The Rangers outshot the Flyers, 18-5, and scored two goals - not even Bernie Parent in his prime would have prevented them - as they built a 2-0 lead.

The Rangers came in swarms, and if it wasn't for Mason's acrobatics, it easily could have been 6-0.

Powerless play

The Flyers' power play was much more effective than New York's in the first six games of the series, but it led to their doom in Game 7.

The Flyers had two second-period power plays. Both times, they looked disorganized and managed just one shot - and the Rangers nearly scored a shorthanded goal on both occasions.

The Rangers gained momentum from the penalty kills and scored goals shortly after each one ended, taking a 2-0 lead.
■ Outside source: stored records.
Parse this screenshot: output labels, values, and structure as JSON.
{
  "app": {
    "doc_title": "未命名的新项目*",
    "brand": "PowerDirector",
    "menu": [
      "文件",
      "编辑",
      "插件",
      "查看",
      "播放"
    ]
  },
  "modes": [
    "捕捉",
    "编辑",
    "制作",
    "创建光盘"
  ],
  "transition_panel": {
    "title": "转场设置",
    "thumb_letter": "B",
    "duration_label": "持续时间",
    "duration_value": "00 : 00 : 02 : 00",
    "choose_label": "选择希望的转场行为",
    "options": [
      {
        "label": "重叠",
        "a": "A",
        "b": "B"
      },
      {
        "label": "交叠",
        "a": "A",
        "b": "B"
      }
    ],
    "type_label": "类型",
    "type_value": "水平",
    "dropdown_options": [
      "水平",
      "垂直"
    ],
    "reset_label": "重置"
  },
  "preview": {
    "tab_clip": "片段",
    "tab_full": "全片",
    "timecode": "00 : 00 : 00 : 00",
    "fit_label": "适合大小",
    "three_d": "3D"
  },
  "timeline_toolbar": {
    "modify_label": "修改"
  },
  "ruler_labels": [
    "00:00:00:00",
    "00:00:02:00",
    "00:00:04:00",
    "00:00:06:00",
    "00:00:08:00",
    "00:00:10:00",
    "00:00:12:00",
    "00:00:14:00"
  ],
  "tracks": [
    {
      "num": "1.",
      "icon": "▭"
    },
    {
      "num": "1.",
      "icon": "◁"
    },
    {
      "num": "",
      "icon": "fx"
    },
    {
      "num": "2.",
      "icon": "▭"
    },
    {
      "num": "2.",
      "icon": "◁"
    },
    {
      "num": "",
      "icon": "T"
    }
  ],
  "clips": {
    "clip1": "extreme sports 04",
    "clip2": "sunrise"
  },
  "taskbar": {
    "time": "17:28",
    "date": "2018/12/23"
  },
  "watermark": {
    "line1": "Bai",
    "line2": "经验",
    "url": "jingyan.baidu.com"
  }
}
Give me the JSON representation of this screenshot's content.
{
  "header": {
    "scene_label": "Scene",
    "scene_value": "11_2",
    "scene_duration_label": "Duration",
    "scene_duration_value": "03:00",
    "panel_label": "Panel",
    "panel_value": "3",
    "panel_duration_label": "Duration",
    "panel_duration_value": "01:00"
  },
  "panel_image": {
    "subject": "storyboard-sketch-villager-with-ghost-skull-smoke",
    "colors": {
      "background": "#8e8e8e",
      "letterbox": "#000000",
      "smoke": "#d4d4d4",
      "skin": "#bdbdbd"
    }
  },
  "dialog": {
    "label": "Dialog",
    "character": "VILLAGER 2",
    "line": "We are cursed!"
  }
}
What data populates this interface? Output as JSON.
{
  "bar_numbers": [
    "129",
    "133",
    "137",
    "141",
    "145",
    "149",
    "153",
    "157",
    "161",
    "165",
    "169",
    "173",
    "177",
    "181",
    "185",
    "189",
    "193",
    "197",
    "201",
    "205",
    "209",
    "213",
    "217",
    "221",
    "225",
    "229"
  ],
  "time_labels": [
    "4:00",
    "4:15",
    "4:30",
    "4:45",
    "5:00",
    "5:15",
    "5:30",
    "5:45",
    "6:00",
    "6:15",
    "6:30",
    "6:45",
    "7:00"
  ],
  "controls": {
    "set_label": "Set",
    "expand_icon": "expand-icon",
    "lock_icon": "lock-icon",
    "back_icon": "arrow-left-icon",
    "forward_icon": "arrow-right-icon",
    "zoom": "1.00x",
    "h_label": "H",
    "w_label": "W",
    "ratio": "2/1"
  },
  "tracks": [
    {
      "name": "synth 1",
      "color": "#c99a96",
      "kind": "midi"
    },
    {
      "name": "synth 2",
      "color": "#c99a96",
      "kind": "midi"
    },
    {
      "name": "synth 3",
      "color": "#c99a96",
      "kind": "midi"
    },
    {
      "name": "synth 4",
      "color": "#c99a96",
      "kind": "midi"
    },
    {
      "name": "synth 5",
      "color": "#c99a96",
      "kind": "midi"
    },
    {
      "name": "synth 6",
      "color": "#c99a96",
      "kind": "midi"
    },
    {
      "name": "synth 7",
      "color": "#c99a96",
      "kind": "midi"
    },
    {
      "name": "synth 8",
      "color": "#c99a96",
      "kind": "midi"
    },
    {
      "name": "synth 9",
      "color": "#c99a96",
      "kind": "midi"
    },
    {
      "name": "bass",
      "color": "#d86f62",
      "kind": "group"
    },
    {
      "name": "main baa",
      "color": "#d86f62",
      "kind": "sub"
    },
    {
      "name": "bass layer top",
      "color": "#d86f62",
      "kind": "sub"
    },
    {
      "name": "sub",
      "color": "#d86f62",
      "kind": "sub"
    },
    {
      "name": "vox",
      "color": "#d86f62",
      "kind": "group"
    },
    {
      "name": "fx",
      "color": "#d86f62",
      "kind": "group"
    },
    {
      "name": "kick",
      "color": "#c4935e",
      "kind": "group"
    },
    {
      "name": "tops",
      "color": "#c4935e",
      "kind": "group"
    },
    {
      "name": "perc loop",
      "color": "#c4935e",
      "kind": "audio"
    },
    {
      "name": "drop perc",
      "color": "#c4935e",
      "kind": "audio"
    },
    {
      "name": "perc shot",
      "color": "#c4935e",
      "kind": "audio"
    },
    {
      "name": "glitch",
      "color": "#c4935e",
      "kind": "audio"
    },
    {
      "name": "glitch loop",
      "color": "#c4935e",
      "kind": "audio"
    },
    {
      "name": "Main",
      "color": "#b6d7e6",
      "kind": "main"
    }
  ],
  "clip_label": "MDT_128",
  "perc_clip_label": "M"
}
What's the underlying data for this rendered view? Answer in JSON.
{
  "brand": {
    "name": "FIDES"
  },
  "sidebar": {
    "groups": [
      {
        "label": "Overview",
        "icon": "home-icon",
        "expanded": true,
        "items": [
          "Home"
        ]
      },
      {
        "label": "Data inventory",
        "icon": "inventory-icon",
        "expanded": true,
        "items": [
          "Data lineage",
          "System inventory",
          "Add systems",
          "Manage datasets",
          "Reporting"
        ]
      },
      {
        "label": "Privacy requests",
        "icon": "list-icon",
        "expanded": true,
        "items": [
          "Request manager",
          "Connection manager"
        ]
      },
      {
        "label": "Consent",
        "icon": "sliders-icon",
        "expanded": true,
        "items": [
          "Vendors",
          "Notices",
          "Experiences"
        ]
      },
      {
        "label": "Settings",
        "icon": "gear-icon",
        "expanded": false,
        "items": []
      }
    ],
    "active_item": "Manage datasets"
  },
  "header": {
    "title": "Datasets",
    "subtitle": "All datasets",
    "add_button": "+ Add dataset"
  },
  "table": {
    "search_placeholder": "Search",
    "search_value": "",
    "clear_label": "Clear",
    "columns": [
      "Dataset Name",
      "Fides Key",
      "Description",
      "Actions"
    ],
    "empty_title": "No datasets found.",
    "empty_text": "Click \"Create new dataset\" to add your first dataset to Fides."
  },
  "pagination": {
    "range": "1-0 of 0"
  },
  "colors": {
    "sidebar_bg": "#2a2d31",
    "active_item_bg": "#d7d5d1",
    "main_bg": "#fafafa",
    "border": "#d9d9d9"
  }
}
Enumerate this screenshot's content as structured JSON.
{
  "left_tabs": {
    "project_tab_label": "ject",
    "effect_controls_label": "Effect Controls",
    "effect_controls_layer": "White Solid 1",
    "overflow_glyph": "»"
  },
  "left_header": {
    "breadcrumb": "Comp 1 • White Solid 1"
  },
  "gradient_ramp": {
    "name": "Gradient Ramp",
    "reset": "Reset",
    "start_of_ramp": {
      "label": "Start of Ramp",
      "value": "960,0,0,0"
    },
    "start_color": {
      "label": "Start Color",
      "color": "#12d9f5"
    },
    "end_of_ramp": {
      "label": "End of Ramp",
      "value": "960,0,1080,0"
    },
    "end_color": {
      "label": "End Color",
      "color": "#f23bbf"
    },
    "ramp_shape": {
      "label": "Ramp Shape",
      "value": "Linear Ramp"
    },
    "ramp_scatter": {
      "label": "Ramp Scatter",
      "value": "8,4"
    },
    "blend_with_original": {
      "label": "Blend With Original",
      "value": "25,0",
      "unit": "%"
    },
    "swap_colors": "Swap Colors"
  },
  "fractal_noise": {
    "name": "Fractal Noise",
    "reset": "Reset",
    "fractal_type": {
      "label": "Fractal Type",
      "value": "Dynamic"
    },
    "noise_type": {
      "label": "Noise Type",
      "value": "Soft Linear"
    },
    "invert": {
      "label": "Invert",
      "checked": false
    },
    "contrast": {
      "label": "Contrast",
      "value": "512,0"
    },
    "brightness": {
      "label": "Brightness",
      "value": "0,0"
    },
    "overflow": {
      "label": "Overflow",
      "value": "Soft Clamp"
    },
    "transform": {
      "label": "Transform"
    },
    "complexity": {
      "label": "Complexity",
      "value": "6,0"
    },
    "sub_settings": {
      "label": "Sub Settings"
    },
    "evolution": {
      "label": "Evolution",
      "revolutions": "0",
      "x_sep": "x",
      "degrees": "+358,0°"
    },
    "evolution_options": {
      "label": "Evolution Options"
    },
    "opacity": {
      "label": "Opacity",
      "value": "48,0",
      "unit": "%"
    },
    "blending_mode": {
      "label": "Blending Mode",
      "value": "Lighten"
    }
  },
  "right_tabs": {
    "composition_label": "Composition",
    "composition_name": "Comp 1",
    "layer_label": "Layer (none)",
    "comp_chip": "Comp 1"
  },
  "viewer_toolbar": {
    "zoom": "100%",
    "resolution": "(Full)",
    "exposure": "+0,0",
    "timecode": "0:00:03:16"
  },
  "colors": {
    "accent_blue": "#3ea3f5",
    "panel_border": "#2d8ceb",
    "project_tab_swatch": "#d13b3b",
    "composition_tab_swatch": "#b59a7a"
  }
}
With the way the Rangers were blocking shots and denying the Flyers good scoring chances, that advantage felt insurmountable before Jason Akeson cut it to 2-1 with 15 minutes, 28 seconds left in regulation.

Carcillo strikes

Since NHL teams that scored first had won the last 16 Game 7s, the odds were in the Rangers' favor after ex-Flyer Dan Carcillo took a slick pass from Mats Zuccarello and scored early in the second period.

Flyers defenseman Braydon Coburn, who had another rough night, and Andrew MacDonald allowed the long pass to get through to Carcillo in front.

Carcillo scored just four goals in 57 regular-season games, but it was his second goal in three games in this series.

Killing more penalties

The Flyers' penalty kill continued to excel early in the game.

In the first period, after an ill-advised interference penalty on Carcillo, they killed their 21st consecutive penalty in the series. New York had no shots on its first power play as Sean Couturier and Matt Read made some nice reads and clears.

Nash comes close

Rick Nash has taken lots of criticism for his lack of production, but he nearly got a gift, courtesy of Coburn, with about four minutes remaining in the opening period.

Nash, who entered the night with just one goal in 18 playoff games in his Rangers career, scooped up a poor Coburn pass, but Mason turned aside his drive from the high slot.

NHL whiffs

The Rangers will be at a decided disadvantage because of the unfair playoff schedule the NHL handed the winner of their series.

No other first-round series had teams playing games on back-to-back nights. And no other series had teams playing the final three games in four nights.

But that's what the NHL dealt the Flyers and Rangers. Commissioner Gary Bettman brushed it off, saying New York and Philadelphia had an easier travel schedule than the other teams. That's not the case. It takes 1 hour, 22 minutes by train from one city to the other. It takes 49 minutes to fly from Pittsburgh to Columbus, the teams in the other Metropolitan semifinal.

In the Metro finals, Pittsburgh will host the first two games. If they are played on Friday and Sunday, as reported, it means the Rangers will be playing five games in eight nights.

Advantage, Penguins.


In the only lineup change for either team, Carcillo replaced J.T. Miller in the Rangers lineup. . . . Before the game, Flyers defenseman Kimmo Timonen said that his focus was on Game 7 and that he wasn't even thinking that it was potentially the last game of his superb career. Timonen, 39, will decide in the offseason whether he wants to continue playing.